Tracking a Dangerous Toxin
A trip to the petting zoo turns deadly.
In 1989, while visiting a local petting zoo with her three-year-old son, LAS microbiologist Brenda Wilson hand-fed pieces of grass to a goat. It was a good deed that nearly killed her. The goat infected her with a bacterium called Pasteurella multocida, and Wilson battled the infection for three weeks in the hospital, where she lost hearing in one ear and had her tonsils removed. After recovering, Wilson recalls, "I got interested and asked, What did this to me?"
The answer, she learned, was the microbe's toxin. Like anthrax and several other disease-causing bacteria, Pasteurella secretes a toxin that damages human cells, continuing its onslaught even after antibiotics wipe out the infecting microbes. Vaccines, if they're available, can prevent such infections, but once toxins are released and affect cells, "we have no antidotes," Wilson says.
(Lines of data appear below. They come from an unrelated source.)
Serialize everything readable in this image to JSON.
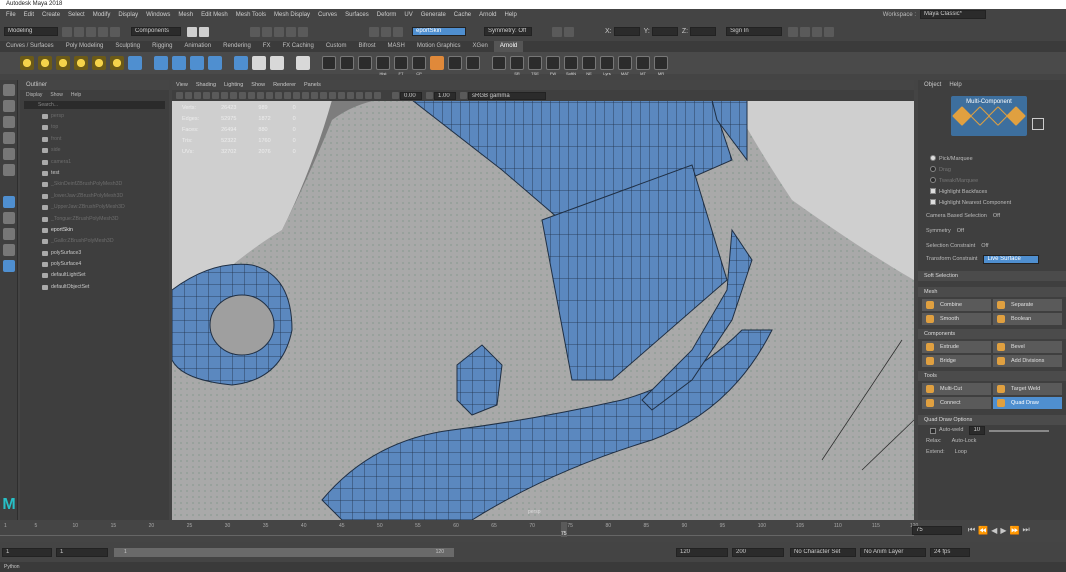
{
  "title": "Autodesk Maya 2018",
  "menu": [
    "File",
    "Edit",
    "Create",
    "Select",
    "Modify",
    "Display",
    "Windows",
    "Mesh",
    "Edit Mesh",
    "Mesh Tools",
    "Mesh Display",
    "Curves",
    "Surfaces",
    "Deform",
    "UV",
    "Generate",
    "Cache",
    "Arnold",
    "Help"
  ],
  "workspace": {
    "label": "Workspace :",
    "value": "Maya Classic*"
  },
  "status": {
    "mode": "Modeling",
    "components": "Components",
    "live": "eportSkin",
    "symmetry": "Symmetry: Off",
    "sign_in": "Sign In",
    "x": "X:",
    "y": "Y:",
    "z": "Z:"
  },
  "shelf_tabs": [
    "Curves / Surfaces",
    "Poly Modeling",
    "Sculpting",
    "Rigging",
    "Animation",
    "Rendering",
    "FX",
    "FX Caching",
    "Custom",
    "Bifrost",
    "MASH",
    "Motion Graphics",
    "XGen",
    "Arnold"
  ],
  "shelf_active": "Arnold",
  "shelf_labels": [
    "Hist",
    "FT",
    "CP",
    "SR",
    "TSE",
    "FW",
    "SoftN",
    "NE",
    "Lyrs",
    "MAT",
    "MT",
    "MR"
  ],
  "outliner": {
    "title": "Outliner",
    "menu": [
      "Display",
      "Show",
      "Help"
    ],
    "search": "Search...",
    "items": [
      {
        "label": "persp",
        "state": "dim"
      },
      {
        "label": "top",
        "state": "dim"
      },
      {
        "label": "front",
        "state": "dim"
      },
      {
        "label": "side",
        "state": "dim"
      },
      {
        "label": "camera1",
        "state": "dim"
      },
      {
        "label": "test",
        "state": "normal"
      },
      {
        "label": "_SkinDeinfZBrushPolyMesh3D",
        "state": "dim"
      },
      {
        "label": "_lowerJaw:ZBrushPolyMesh3D",
        "state": "dim"
      },
      {
        "label": "_UpperJaw:ZBrushPolyMesh3D",
        "state": "dim"
      },
      {
        "label": "_Tongue:ZBrushPolyMesh3D",
        "state": "dim"
      },
      {
        "label": "eportSkin",
        "state": "bright"
      },
      {
        "label": "_Gallo:ZBrushPolyMesh3D",
        "state": "dim"
      },
      {
        "label": "polySurface3",
        "state": "normal"
      },
      {
        "label": "polySurface4",
        "state": "normal"
      },
      {
        "label": "defaultLightSet",
        "state": "normal"
      },
      {
        "label": "defaultObjectSet",
        "state": "normal"
      }
    ]
  },
  "viewport": {
    "menu": [
      "View",
      "Shading",
      "Lighting",
      "Show",
      "Renderer",
      "Panels"
    ],
    "exposure": "0.00",
    "gamma": "1.00",
    "colorspace": "sRGB gamma",
    "hud": [
      {
        "label": "Verts:",
        "a": "26423",
        "b": "989",
        "c": "0"
      },
      {
        "label": "Edges:",
        "a": "52975",
        "b": "1872",
        "c": "0"
      },
      {
        "label": "Faces:",
        "a": "26494",
        "b": "880",
        "c": "0"
      },
      {
        "label": "Tris:",
        "a": "52322",
        "b": "1760",
        "c": "0"
      },
      {
        "label": "UVs:",
        "a": "32702",
        "b": "2076",
        "c": "0"
      }
    ],
    "camera": "persp"
  },
  "attr": {
    "menu": [
      "Object",
      "Help"
    ],
    "mode": "Multi-Component",
    "options": [
      {
        "label": "Pick/Marquee",
        "type": "radio",
        "state": "on"
      },
      {
        "label": "Drag",
        "type": "radio",
        "state": "dim"
      },
      {
        "label": "Tweak/Marquee",
        "type": "radio",
        "state": "dim"
      },
      {
        "label": "Highlight Backfaces",
        "type": "check",
        "state": "on"
      },
      {
        "label": "Highlight Nearest Component",
        "type": "check",
        "state": "on"
      }
    ],
    "camera_based": "Camera Based Selection",
    "camera_based_val": "Off",
    "symmetry": "Symmetry",
    "symmetry_val": "Off",
    "sel_constraint": "Selection Constraint",
    "sel_constraint_val": "Off",
    "transform_constraint": "Transform Constraint",
    "transform_constraint_val": "Live Surface",
    "soft_selection": "Soft Selection",
    "mesh_title": "Mesh",
    "mesh": [
      "Combine",
      "Separate",
      "Smooth",
      "Boolean"
    ],
    "components_title": "Components",
    "components": [
      "Extrude",
      "Bevel",
      "Bridge",
      "Add Divisions"
    ],
    "tools_title": "Tools",
    "tools": [
      "Multi-Cut",
      "Target Weld",
      "Connect",
      "Quad Draw"
    ],
    "tools_active": "Quad Draw",
    "quad_title": "Quad Draw Options",
    "auto_weld": "Auto-weld",
    "auto_weld_val": "10",
    "relax": "Relax:",
    "relax_val": "Auto-Lock",
    "extend": "Extend:",
    "extend_val": "Loop"
  },
  "time": {
    "ticks": [
      "1",
      "5",
      "10",
      "15",
      "20",
      "25",
      "30",
      "35",
      "40",
      "45",
      "50",
      "55",
      "60",
      "65",
      "70",
      "75",
      "80",
      "85",
      "90",
      "95",
      "100",
      "105",
      "110",
      "115",
      "120"
    ],
    "current": "75",
    "range_start": "1",
    "range_start2": "1",
    "range_inner_start": "1",
    "range_inner_end": "120",
    "range_end": "120",
    "range_end2": "200",
    "char_set": "No Character Set",
    "anim_layer": "No Anim Layer",
    "fps": "24 fps"
  },
  "cmd": "Python"
}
To help find an antidote to Pasteurella's toxin, which can cause bone and fat loss, skin tumors, and kidney damage, Wilson and her colleagues first tagged the toxin with a jellyfish protein that fluoresces green, then watched under a microscope as the glowing toxin infiltrated human cells. It turned out that the toxin uses a different part of its surface as a pass key of sorts to enter different types of cells, which could explain how it can damage a wide variety of tissues. The tracking method could also enable researchers to test potential drugs that block bacterial toxins, including anthrax toxin, from invading and damaging cells.